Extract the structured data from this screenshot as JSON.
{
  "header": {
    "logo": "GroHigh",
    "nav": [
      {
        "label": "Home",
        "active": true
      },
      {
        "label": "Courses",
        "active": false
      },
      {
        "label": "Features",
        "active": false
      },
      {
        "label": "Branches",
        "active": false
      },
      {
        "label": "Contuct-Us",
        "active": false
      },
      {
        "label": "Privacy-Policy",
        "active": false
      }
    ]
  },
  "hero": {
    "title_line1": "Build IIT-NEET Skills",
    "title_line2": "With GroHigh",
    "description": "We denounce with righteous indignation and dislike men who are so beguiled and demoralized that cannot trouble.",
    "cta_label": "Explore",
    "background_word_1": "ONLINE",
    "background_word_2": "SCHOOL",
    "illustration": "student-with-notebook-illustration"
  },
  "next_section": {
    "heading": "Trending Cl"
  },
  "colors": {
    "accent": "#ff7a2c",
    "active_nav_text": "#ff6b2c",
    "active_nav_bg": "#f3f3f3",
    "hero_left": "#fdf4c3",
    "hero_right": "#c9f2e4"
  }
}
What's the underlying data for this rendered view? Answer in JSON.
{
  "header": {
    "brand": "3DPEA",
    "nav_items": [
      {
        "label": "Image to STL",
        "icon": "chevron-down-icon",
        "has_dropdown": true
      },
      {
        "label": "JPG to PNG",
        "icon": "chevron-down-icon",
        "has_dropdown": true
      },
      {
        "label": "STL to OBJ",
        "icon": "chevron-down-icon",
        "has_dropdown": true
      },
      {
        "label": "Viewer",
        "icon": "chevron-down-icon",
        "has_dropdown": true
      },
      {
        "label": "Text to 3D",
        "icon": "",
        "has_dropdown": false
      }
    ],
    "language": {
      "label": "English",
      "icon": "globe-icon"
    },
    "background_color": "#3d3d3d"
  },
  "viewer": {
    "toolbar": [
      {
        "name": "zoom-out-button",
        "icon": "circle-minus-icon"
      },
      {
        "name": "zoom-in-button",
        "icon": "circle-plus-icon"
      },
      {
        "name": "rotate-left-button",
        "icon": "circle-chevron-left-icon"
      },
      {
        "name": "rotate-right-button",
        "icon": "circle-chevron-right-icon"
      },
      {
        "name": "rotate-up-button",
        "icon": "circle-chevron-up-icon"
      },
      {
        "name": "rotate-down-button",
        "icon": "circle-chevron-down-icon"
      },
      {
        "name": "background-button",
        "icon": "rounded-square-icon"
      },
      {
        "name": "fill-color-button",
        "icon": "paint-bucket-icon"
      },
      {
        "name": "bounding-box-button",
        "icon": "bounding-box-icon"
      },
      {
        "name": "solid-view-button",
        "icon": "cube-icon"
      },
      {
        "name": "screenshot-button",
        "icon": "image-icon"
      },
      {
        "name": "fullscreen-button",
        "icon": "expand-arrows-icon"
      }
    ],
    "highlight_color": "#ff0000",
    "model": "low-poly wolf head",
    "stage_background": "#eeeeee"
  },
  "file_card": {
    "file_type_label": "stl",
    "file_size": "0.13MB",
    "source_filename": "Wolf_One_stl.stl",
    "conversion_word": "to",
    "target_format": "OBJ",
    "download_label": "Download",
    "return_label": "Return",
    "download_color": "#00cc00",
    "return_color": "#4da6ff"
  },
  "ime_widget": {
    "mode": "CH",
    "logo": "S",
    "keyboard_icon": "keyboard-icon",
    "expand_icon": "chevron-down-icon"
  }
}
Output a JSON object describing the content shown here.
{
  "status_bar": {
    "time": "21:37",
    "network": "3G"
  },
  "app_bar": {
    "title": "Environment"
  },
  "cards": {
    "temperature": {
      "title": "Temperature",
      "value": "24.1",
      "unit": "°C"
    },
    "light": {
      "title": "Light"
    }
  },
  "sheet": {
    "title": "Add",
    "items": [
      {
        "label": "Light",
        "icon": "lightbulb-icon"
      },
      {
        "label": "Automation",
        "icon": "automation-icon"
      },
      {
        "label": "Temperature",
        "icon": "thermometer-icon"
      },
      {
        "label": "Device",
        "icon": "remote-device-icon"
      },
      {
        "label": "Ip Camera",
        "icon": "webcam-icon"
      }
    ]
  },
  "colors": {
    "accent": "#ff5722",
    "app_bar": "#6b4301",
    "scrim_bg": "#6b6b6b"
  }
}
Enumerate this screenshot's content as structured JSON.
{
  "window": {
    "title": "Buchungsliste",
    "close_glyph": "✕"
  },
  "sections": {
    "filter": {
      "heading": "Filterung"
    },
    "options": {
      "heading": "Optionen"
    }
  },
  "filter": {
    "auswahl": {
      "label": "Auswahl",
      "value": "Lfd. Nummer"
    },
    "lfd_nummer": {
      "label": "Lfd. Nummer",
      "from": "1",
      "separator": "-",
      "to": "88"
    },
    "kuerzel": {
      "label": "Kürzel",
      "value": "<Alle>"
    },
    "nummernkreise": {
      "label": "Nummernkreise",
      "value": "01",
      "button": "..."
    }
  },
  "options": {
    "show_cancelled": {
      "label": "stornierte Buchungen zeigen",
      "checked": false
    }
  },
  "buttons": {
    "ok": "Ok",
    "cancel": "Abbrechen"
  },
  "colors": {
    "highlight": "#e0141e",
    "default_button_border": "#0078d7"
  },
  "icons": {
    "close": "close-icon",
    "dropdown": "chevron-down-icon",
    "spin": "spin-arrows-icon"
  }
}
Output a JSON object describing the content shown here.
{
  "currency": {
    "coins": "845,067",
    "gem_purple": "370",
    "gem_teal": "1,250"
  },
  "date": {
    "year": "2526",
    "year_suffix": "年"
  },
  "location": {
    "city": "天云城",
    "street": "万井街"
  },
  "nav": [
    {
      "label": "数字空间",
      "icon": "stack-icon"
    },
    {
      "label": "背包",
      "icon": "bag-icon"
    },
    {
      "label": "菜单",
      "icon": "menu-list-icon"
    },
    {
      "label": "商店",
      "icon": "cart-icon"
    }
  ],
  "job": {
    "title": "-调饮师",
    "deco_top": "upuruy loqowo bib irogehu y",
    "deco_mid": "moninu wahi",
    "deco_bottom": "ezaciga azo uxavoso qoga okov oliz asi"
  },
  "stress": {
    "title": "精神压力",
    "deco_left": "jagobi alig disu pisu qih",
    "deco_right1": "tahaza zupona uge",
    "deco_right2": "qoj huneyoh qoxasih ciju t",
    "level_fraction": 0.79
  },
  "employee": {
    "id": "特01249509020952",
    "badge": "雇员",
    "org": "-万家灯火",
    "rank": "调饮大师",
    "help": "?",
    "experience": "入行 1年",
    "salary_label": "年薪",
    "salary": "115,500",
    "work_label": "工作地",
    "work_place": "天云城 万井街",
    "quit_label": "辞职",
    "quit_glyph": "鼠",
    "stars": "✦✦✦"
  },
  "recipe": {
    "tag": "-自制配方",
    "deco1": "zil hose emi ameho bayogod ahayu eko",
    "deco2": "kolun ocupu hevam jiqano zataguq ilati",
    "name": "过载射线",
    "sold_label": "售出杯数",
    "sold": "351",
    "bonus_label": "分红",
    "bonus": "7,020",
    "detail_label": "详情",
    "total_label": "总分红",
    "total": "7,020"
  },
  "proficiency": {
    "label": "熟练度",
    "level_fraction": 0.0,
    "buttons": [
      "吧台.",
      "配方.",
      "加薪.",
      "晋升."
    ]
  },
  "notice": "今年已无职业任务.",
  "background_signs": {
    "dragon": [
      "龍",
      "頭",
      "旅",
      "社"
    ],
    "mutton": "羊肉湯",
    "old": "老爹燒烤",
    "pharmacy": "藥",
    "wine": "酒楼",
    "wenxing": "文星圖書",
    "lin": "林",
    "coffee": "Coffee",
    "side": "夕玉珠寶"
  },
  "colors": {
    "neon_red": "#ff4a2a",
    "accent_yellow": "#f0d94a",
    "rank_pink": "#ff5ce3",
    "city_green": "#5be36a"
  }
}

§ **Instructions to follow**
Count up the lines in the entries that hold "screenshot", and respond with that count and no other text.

§ **Answer for the task**
3